What you have to do:
The data follows. Retype every entry exactly.

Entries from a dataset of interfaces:

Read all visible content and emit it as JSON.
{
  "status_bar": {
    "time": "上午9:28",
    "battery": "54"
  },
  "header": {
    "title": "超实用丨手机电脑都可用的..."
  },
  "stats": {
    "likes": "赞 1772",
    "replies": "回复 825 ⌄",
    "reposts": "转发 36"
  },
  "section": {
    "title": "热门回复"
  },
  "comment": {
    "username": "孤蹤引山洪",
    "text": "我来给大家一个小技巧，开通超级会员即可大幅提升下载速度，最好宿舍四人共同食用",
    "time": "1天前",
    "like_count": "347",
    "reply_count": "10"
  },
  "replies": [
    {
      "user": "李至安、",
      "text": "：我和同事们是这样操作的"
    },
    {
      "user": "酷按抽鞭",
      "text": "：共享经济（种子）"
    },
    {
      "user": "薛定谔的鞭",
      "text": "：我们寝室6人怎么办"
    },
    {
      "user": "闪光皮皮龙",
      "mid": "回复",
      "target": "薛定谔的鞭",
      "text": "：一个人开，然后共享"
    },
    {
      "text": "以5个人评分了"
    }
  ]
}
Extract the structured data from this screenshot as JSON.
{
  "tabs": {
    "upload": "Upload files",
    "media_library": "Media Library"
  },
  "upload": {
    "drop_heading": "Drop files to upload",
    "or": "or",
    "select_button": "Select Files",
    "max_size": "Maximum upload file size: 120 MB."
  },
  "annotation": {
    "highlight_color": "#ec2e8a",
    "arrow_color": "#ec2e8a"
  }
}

Expected answer:
Read all visible content and emit it as JSON.
{
  "status_bar": {
    "time": "上午9:28",
    "battery": "54"
  },
  "header": {
    "title": "超实用丨手机电脑都可用的..."
  },
  "stats": {
    "likes": "赞 1772",
    "replies": "回复 825 ⌄",
    "reposts": "转发 36"
  },
  "section": {
    "title": "热门回复"
  },
  "comment": {
    "username": "孤蹤引山洪",
    "text": "我来给大家一个小技巧，开通超级会员即可大幅提升下载速度，最好宿舍四人共同食用",
    "time": "1天前",
    "like_count": "347",
    "reply_count": "10"
  },
  "replies": [
    {
      "user": "李至安、",
      "text": "：我和同事们是这样操作的"
    },
    {
      "user": "酷按抽鞭",
      "text": "：共享经济（种子）"
    },
    {
      "user": "薛定谔的鞭",
      "text": "：我们寝室6人怎么办"
    },
    {
      "user": "闪光皮皮龙",
      "mid": "回复",
      "target": "薛定谔的鞭",
      "text": "：一个人开，然后共享"
    },
    {
      "text": "以5个人评分了"
    }
  ]
}
Extract the structured data from this screenshot as JSON.
{
  "tabs": {
    "upload": "Upload files",
    "media_library": "Media Library"
  },
  "upload": {
    "drop_heading": "Drop files to upload",
    "or": "or",
    "select_button": "Select Files",
    "max_size": "Maximum upload file size: 120 MB."
  },
  "annotation": {
    "highlight_color": "#ec2e8a",
    "arrow_color": "#ec2e8a"
  }
}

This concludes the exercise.